As the investment arm of cloud-based CRM giant Salesforce it has already invested £500 million in 150 cloud and enterprise startups since 2009. However the majority of these have been US based and only 17 European cloud start up firms have been funded. However, researcher IDC predicts that the European cloud sector will grow 12 as fast as any other sector of the IT industry. As Europe catches up with the US, by 2019 its cloud market could be worth a collective $33.3 billion, it said.
As the global shift to the cloud generates demand for exciting new social, mobile and data science technologies it is creating an opportunity that should not be missed, said Salesforce EVP of corporate development John Somorjai. The European investment business will link back to Salesforce Ventures’ operations in the US run by Somorjai.

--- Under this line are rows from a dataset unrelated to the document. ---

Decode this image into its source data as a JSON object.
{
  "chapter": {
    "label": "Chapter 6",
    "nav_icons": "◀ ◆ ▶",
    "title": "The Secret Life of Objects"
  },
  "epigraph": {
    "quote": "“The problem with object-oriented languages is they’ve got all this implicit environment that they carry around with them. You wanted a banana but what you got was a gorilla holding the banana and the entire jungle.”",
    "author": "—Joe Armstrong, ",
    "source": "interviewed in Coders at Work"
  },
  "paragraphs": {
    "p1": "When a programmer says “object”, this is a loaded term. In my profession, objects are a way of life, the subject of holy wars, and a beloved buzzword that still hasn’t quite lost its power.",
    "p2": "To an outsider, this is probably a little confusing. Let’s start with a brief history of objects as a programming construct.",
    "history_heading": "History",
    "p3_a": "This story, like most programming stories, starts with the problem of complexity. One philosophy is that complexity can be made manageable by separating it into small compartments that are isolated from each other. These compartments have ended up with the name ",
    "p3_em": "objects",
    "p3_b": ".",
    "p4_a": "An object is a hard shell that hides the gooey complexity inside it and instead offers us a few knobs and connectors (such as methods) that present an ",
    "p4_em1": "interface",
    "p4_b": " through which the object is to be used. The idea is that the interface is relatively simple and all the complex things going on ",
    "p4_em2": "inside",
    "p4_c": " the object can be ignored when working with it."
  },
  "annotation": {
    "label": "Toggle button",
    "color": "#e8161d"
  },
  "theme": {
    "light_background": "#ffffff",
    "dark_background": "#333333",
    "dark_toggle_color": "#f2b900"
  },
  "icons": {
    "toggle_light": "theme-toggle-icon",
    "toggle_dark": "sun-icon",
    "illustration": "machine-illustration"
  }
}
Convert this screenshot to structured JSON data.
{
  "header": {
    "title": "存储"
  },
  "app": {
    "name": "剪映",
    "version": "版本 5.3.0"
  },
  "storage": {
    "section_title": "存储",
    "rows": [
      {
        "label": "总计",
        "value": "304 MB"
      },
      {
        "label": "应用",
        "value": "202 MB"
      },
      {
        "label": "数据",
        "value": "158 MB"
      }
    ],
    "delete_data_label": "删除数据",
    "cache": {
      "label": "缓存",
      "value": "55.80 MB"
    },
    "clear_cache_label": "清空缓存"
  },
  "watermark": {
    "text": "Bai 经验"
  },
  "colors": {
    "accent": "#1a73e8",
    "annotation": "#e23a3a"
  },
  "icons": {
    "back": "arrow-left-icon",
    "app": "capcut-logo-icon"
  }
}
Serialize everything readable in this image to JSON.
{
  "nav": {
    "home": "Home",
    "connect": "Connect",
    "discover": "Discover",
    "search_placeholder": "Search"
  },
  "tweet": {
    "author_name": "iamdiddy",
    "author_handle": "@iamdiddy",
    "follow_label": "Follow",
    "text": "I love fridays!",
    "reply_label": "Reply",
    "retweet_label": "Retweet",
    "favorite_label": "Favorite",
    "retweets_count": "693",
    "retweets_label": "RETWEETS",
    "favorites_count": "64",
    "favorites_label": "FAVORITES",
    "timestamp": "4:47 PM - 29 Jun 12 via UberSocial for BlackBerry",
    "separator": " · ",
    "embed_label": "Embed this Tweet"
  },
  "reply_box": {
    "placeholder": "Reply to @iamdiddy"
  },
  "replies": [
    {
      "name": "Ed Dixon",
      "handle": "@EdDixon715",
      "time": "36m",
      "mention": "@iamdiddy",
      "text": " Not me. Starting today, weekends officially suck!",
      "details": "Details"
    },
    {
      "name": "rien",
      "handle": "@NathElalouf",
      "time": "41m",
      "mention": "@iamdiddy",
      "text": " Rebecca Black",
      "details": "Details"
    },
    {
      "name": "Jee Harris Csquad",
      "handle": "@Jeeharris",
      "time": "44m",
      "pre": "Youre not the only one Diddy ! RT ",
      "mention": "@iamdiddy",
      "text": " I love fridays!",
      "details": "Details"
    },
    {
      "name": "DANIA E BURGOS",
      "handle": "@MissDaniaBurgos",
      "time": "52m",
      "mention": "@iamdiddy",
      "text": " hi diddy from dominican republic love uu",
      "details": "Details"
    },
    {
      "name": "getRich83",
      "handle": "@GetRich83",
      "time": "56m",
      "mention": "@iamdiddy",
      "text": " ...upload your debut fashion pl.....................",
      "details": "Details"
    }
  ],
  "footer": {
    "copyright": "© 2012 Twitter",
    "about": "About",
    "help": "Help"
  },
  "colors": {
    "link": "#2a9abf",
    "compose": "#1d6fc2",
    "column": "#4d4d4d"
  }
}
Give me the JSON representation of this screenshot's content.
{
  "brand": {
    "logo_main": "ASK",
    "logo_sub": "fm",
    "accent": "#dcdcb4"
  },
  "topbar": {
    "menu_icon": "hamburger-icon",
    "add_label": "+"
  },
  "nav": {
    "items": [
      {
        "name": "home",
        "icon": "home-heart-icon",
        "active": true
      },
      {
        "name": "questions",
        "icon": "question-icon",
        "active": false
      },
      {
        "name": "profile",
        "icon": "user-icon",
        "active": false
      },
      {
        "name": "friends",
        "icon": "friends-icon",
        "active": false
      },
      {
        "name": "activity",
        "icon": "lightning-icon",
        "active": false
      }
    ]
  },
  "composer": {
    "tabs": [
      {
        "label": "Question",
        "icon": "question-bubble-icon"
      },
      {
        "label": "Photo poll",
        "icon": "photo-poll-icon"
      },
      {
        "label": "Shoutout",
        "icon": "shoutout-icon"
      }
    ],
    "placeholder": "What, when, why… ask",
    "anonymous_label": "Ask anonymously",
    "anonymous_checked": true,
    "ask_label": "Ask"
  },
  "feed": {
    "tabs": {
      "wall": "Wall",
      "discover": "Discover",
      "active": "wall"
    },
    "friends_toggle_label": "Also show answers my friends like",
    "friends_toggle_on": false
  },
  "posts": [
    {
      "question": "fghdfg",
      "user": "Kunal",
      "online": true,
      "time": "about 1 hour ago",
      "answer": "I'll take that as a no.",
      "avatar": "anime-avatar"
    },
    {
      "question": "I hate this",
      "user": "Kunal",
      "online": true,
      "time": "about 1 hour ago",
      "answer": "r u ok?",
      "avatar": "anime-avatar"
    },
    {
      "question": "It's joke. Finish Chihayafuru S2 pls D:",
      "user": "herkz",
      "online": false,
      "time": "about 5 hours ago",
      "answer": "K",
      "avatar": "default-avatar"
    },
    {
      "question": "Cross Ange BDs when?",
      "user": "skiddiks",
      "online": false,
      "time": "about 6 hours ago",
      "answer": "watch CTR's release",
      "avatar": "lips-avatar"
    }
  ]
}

London based Alex Kayyal will head the Salesforce Ventures’ efforts in Europe.
“There is so much incredible innovation happening in Europe today and we want to empower the next generation of enterprise cloud startups in the region,” said Somorjai, “Our $100 million commitment strengthens our mission to help startups grow and give back to their communities.”
However, he admitted that the competition has already started with five investments already earmarked to take a chunk of the budget.
European cloud start ups that have previously won funding from Salesforce Ventures include CartoDB, CloudSense, Cloud9 IDE, NewVoiceMedia, Qubit, Universal Avenue and YOUR SL. It’s not just about the money, according to Ruben Daniels, co-founder of Cloud9 IDE. “It’s the network and introductions, mentorship and framework that help,” said Daniels.
Salesforce Ventures’ global expertise was as important as its funding, according to CartoDB founder Javier de la Torre. “It helps us more effectively bring our data visualization tools to individual and business users around the world,” said de la Torre.